**Exercise aim:** In the records that follow, locate every line with "chat" and extract it.

**Working data:**
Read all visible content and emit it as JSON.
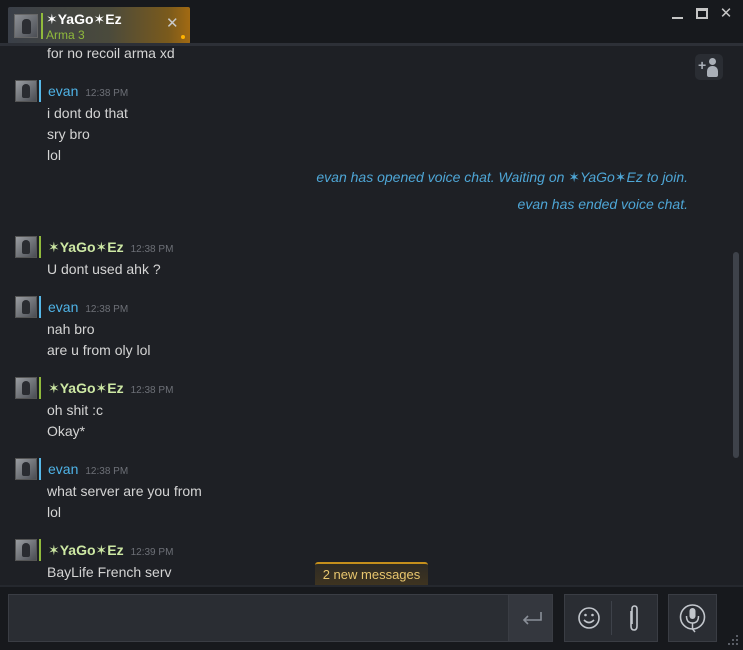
{
  "tab": {
    "name": "✶YaGo✶Ez",
    "game": "Arma 3",
    "close_glyph": "✕"
  },
  "window": {
    "minimize": "minimize",
    "maximize": "maximize",
    "close": "✕"
  },
  "messages": [
    {
      "sender": "",
      "time": "",
      "lines": [
        "for no recoil arma xd"
      ]
    },
    {
      "sender": "evan",
      "status": "online",
      "time": "12:38 PM",
      "lines": [
        "i dont do that",
        "sry bro",
        "lol"
      ]
    },
    {
      "sender": "✶YaGo✶Ez",
      "status": "ingame",
      "time": "12:38 PM",
      "lines": [
        "U dont used ahk ?"
      ]
    },
    {
      "sender": "evan",
      "status": "online",
      "time": "12:38 PM",
      "lines": [
        "nah bro",
        "are u from oly lol"
      ]
    },
    {
      "sender": "✶YaGo✶Ez",
      "status": "ingame",
      "time": "12:38 PM",
      "lines": [
        "oh shit :c",
        "Okay*"
      ]
    },
    {
      "sender": "evan",
      "status": "online",
      "time": "12:38 PM",
      "lines": [
        "what server are you from",
        "lol"
      ]
    },
    {
      "sender": "✶YaGo✶Ez",
      "status": "ingame",
      "time": "12:39 PM",
      "lines": [
        "BayLife French serv"
      ]
    }
  ],
  "system_messages": [
    "evan has opened voice chat. Waiting on  ✶YaGo✶Ez to join.",
    "evan has ended voice chat."
  ],
  "new_messages_label": "2 new messages",
  "input": {
    "value": ""
  },
  "colors": {
    "online": "#57b8e8",
    "ingame": "#90ba3c",
    "system_text": "#4ea6d6",
    "accent": "#c58f1c"
  },
  "icons": [
    "add-friend-icon",
    "send-icon",
    "emoji-icon",
    "attachment-icon",
    "voice-chat-icon",
    "resize-grip-icon"
  ]
}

**The completed task:**
    "evan has opened voice chat. Waiting on  ✶YaGo✶Ez to join.",
    "evan has ended voice chat."
    "voice-chat-icon",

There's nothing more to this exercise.